Updated and amended 18 June
Following allegations in the Wall Street Journal last June, Nokia-Siemens Networks has admitted that it sold surveillance technology to Iranian mobile phone operators. The technology was used by the regime in Tehran to track down dissidents during the widespread protests that followed last year’s contested re-election of Mahmud Ahmadinejad. At least 36 people were killed in a brutal crackdown by the authorities.
While Nokia’s admission is welcome, the EU and the USA also shoulder some responsibility.

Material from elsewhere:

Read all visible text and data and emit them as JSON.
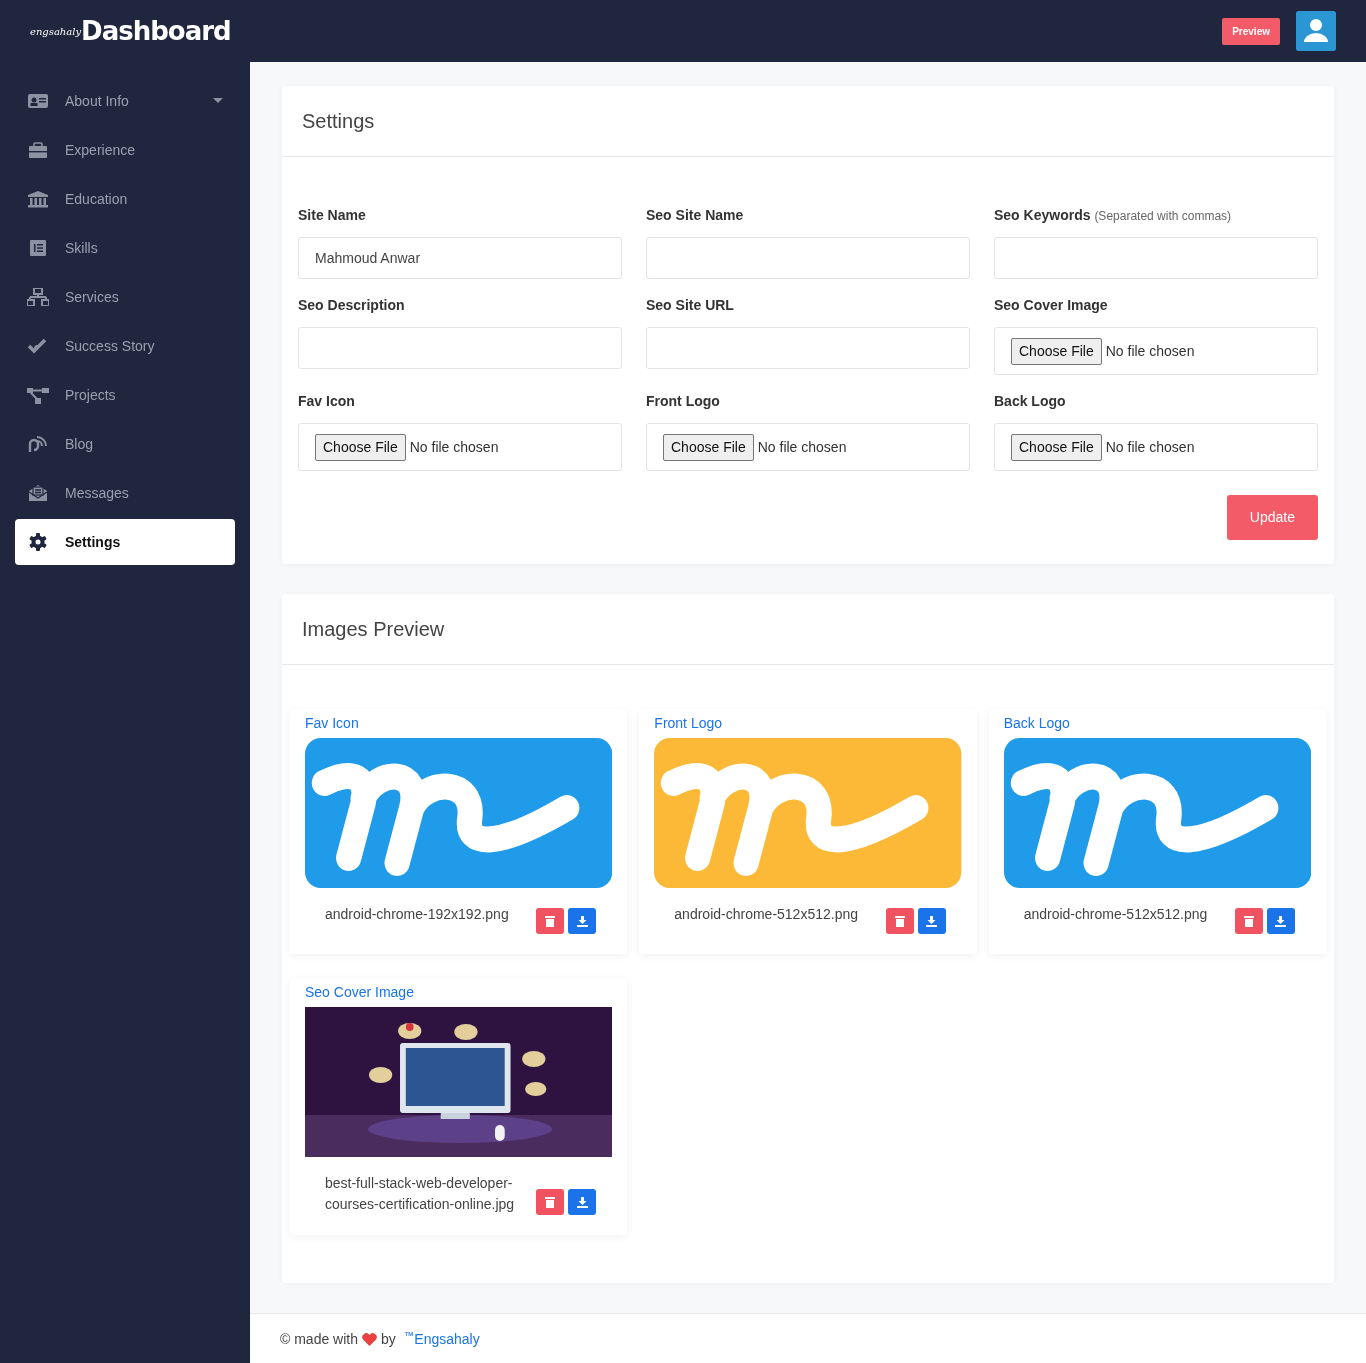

As Gus Hosein of Privacy International has pointed out, “everyone got angry at Nokia, while forgetting that they had built those [surveillance capacities because of] demands from our own governments”.
The demands in question, on the “lawful interception of telecommunications”, were drawn-up by the FBI and European governments in the early 1990s and transposed into EU law, placing an obligation on all telecommunications service providers to give law enforcement agencies real-time surveillance capabilities. The result is that all mobile phone networks can easily be fitted with this kind of “backdoor”.
At a hearing in the European Parliament, Barry French, head of marketing and corporate affairs with Nokia-Siemens Networks, told MEPs that the company found itself “in a tricky situation” and that it “needed their help” to “navigate in these challenging times”. Reporters without borders duly called for some kind of “voluntary code of conduct” addressing the supply of surveillance equipment to repressive regimes.
In an era in which the Homeland Security sector is growing so rapidly as to begin to rival the arms industry, this is spectacularly unambitious. As the recent Finmeccanica deal with Libya shows, European defence and security contractors are only to happy to supply repressive regimes with everything from border control and surveillance equipment, detention centres to UAVs.
What is needed is a stringent regulatory regime recognising that a whole host of new security technologies and equipment can result in gross human violations, and one that restricts their supply accordingly. Outlawing the international trade of policing and security equipment designed for torture and ill-treatment is a good start, but it falls far short of what is needed.
Unfortunately the EU is so preoccupied with developing a competitive homeland security industry that can compete in the global marketplace, it has paid no attention whatsoever as to where these products end up.